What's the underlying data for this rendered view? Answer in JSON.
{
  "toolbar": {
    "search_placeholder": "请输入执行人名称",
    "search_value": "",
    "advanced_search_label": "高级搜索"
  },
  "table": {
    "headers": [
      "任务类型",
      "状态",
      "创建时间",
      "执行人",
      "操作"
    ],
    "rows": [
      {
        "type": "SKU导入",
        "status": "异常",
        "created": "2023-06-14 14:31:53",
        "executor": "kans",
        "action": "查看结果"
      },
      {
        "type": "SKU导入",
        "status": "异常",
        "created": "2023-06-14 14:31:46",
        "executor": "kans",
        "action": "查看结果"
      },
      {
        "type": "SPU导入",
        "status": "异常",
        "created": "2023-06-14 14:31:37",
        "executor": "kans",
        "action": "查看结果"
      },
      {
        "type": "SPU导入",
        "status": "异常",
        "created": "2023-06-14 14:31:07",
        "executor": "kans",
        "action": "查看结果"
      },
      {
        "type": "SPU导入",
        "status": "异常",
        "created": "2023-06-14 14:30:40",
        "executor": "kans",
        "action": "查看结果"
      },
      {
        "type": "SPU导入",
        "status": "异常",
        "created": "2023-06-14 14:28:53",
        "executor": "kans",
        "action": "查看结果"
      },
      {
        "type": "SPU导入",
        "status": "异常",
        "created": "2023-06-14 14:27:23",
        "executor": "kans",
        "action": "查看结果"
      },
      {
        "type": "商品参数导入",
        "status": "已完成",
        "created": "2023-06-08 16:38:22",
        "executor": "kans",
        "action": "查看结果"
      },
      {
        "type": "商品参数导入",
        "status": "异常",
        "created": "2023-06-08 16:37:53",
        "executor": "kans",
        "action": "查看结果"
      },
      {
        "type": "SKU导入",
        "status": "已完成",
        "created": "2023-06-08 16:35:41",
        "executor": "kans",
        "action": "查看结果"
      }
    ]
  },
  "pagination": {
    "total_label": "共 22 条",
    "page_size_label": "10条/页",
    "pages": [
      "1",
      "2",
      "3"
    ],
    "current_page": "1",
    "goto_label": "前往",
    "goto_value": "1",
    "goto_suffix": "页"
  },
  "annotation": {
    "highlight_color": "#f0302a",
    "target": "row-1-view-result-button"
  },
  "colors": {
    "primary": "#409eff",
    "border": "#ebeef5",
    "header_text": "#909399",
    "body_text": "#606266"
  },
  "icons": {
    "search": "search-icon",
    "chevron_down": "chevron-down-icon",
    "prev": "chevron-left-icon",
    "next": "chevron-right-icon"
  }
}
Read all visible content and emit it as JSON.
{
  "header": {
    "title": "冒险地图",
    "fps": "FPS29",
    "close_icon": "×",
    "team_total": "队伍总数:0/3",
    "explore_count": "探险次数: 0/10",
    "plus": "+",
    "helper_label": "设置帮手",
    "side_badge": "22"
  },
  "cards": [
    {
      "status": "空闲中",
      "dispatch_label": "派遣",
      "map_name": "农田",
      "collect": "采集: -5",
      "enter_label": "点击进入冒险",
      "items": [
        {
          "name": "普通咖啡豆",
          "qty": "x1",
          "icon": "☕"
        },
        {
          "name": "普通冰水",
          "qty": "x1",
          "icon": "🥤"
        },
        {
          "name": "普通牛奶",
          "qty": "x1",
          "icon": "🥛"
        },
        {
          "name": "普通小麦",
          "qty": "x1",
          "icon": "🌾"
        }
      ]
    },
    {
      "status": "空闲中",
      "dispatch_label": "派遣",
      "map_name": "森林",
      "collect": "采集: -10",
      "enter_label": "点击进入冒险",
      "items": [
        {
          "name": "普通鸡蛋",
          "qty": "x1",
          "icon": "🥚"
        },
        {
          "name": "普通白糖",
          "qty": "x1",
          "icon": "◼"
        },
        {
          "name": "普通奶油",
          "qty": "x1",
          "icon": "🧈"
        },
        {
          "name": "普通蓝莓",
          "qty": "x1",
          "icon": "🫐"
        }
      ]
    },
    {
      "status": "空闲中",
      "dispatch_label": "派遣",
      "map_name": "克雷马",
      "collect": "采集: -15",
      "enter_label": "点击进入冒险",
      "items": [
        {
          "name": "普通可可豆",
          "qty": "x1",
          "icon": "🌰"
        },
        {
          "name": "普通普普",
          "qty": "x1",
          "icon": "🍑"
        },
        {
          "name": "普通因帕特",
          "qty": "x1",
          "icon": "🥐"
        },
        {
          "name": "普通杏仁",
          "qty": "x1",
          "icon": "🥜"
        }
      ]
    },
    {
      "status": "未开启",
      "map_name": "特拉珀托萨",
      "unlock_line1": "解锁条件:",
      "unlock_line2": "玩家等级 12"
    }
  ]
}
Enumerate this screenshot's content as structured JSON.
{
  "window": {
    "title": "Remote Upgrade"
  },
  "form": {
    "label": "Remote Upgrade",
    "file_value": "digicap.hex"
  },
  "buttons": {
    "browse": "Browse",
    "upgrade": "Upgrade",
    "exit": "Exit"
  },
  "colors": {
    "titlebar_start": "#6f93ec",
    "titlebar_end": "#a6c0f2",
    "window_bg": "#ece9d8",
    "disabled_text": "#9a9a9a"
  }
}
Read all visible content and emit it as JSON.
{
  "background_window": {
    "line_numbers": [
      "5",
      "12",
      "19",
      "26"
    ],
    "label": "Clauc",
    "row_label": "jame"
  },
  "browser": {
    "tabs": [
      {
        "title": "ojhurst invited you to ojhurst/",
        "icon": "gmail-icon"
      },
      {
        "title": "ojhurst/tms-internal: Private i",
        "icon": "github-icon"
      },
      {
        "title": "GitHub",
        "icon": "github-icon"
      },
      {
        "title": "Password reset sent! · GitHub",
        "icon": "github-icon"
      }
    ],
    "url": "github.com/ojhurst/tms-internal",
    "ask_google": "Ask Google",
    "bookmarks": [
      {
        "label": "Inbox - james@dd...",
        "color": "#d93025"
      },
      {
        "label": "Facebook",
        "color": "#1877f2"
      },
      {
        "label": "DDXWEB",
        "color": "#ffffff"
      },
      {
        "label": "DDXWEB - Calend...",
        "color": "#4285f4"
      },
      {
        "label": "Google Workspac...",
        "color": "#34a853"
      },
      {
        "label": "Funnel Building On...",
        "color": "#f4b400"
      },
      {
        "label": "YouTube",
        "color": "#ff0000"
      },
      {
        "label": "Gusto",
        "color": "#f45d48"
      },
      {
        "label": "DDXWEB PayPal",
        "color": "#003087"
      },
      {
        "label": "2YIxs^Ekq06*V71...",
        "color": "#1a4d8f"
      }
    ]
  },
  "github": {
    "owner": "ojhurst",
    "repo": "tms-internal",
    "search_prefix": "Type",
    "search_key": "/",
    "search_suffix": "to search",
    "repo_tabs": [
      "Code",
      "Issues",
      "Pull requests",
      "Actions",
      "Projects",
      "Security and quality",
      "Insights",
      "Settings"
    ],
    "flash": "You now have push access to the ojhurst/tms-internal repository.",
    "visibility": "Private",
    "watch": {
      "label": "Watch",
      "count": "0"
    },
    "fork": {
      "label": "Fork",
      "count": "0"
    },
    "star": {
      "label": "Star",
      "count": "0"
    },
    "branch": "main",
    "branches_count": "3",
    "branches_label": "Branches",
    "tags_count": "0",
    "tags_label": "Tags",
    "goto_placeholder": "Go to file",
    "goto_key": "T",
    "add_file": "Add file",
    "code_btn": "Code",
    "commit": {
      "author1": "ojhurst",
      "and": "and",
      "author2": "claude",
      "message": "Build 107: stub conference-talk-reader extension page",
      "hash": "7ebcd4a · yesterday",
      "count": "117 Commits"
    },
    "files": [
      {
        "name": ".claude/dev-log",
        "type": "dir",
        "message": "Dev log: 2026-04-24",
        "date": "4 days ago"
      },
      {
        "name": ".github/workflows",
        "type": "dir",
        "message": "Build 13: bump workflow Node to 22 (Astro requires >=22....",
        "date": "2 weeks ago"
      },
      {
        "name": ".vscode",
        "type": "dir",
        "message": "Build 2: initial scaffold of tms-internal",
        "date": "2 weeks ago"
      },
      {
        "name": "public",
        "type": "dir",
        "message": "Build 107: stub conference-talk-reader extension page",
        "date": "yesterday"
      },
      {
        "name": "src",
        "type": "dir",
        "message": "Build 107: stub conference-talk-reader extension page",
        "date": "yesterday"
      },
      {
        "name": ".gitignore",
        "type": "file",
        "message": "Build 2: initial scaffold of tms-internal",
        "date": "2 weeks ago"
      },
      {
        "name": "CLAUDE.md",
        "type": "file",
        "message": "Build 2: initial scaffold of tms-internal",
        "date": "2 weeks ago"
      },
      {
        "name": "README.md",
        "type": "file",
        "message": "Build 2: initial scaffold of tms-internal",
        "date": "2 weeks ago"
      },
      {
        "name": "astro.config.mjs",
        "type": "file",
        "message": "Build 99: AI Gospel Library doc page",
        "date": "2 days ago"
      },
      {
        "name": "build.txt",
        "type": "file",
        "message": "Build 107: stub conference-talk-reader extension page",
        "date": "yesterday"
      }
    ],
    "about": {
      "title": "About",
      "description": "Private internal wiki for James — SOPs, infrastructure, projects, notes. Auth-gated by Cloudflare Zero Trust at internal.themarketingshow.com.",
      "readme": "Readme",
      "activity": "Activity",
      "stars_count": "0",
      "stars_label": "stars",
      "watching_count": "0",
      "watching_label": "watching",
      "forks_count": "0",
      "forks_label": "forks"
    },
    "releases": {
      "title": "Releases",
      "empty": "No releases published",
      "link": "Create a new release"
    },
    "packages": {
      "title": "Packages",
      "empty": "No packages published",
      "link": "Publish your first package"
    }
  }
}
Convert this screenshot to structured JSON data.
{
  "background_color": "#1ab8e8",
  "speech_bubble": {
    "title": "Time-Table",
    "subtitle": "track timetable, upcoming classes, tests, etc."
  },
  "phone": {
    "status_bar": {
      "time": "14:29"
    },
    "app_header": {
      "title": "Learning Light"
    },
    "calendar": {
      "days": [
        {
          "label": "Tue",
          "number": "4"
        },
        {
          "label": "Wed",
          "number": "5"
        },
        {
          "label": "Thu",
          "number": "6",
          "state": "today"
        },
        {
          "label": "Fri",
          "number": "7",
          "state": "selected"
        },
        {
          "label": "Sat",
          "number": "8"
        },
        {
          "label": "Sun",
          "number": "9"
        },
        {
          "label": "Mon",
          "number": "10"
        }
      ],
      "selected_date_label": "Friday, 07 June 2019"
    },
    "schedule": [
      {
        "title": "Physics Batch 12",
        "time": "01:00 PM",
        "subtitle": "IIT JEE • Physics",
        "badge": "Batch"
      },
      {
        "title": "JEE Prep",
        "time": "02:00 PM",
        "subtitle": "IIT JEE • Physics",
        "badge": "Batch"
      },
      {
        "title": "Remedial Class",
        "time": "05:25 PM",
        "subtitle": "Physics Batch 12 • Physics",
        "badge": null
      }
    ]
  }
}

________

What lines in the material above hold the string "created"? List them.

§ **ANSWER BELOW**
        "created": "2023-06-14 14:31:53",
        "created": "2023-06-14 14:31:46",
        "created": "2023-06-14 14:31:37",
        "created": "2023-06-14 14:31:07",
        "created": "2023-06-14 14:30:40",
        "created": "2023-06-14 14:28:53",
        "created": "2023-06-14 14:27:23",
        "created": "2023-06-08 16:38:22",
        "created": "2023-06-08 16:37:53",
        "created": "2023-06-08 16:35:41",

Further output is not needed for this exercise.